Dick Bruna is a phenomenal Dutch author and illustrator. He is responsible for over one hundred picture books and even more book covers and posters for adults. His children's books have sold over 85 million copies and been translated into 50 languages. He is best known for Miffy a small white rabbit that he invented while on holiday in 1953. The first Miffy book was published in 1955. He has a very distinct and recognisable style. His books are usually small and square in shape, they feature heavy black lines, simple shapes, a limited number of primary colours, and they are planed back to the bare essentials. Bruna has said, "When I make a book, I make it for the child and not the parent - no jokes in it for the parents." I guess that's why I always found them hard to read night after night! There is a very short, but interesting documentary about him on Youtube and a whole website devoted to Miffy. It is particularly good as there is a part that reads the stories to the child while they follow the text.

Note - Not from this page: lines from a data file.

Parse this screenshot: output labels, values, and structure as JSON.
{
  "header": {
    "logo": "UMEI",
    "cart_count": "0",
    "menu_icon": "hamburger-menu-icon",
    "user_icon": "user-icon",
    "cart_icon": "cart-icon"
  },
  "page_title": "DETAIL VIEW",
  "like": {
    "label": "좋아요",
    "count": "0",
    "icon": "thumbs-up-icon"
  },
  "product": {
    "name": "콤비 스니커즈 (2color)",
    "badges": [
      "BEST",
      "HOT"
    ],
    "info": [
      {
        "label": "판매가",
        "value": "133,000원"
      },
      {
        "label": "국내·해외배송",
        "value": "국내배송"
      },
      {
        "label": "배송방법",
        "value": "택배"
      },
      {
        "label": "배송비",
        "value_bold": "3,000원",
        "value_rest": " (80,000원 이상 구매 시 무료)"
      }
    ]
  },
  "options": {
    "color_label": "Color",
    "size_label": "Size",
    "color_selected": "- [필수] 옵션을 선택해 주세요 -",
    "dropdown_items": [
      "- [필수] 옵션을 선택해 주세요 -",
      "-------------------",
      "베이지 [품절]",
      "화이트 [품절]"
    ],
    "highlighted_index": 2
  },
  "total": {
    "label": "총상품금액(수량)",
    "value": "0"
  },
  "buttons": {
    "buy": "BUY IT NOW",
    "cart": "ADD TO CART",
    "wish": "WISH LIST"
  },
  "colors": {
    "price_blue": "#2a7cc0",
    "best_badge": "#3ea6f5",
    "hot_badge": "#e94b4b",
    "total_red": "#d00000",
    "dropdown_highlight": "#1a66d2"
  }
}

It is Children's Book Week in Australia! Time to celebrate Australian books and all they have to offer children. At school I have been having fun sharing the shortlisted Picture Books and Early Childhood books with classes. We have discussed them, voted for ourselves and argued about why one is better than another. Of course, although we did have voting criteria, it seems inevitable that the children nearly always seem to choose different titles from the adult judges. I think that their main criteria this year was 'humour' as the most popular titles were Bear and Chook By the Sea; The Terrible Plop and Mr Chicken Goes to Paris.
Bear and Chook by the Sea was the winner in the Early Childhood category so the children will be pleased tomorrow when I tell them. Lisa Shanahan and Emma Quay's first book about the unusual twosome of Bear and Chook, Bear and Chook was also popular when it was published so we revisited it too. The children love that the characters are so different in every respect, yet are such good friends. They drew comparisons between them and Minton and Turtle in the Minton books where one character is also adventurous and the other extremely wary and negative. I love it when young children make connections such as this. They also noticed how the characters reversed roles later in the story, both in this book and with the rabbit and bear in Ursula Dubosarsky's The Terrible Plop.
Dubosarsky's rollicking rhyme and rhythm in The Terrible Plop together with Andrew Joyner's illustration's fluid lines give this story a pace and drama that sustains children's interest, intrigue and surprise right to the fitting end where the rabbit is almost heroic. The children will also be pleased to hear that this book won The Crichton Award for new illustration for Andrew Joyner and hopefully this means we will get to see more picture books with his name on the cover.
The Hero of Little Street by Gregory Rogers won the Picture Book of the Year. This is a beautiful book also with an exciting, fast moving story, but it is textless and therefore very difficult to share en masse with a class. It needs concentrated attention, many readings and time to savour its cleverness. It definitely deserved to win. It is the third book in a series of books about a boy which began with The Boy, the Bear, the Baron, the Bard.
In contrast Mr Chicken Goes to Paris seems lightweight, but in a school where French is the language taught in Early Childhood classes and Leigh Hobbs is a favourite because of Old Tom and Horrible Harriet, it is not surprising that humour won out when the children voted. I love Narelle Oliver's books and last term we looked at foxes in children's books and character stereotypes, so Fox and Fine Feathers was voted in second place, possibly by those eager to please me!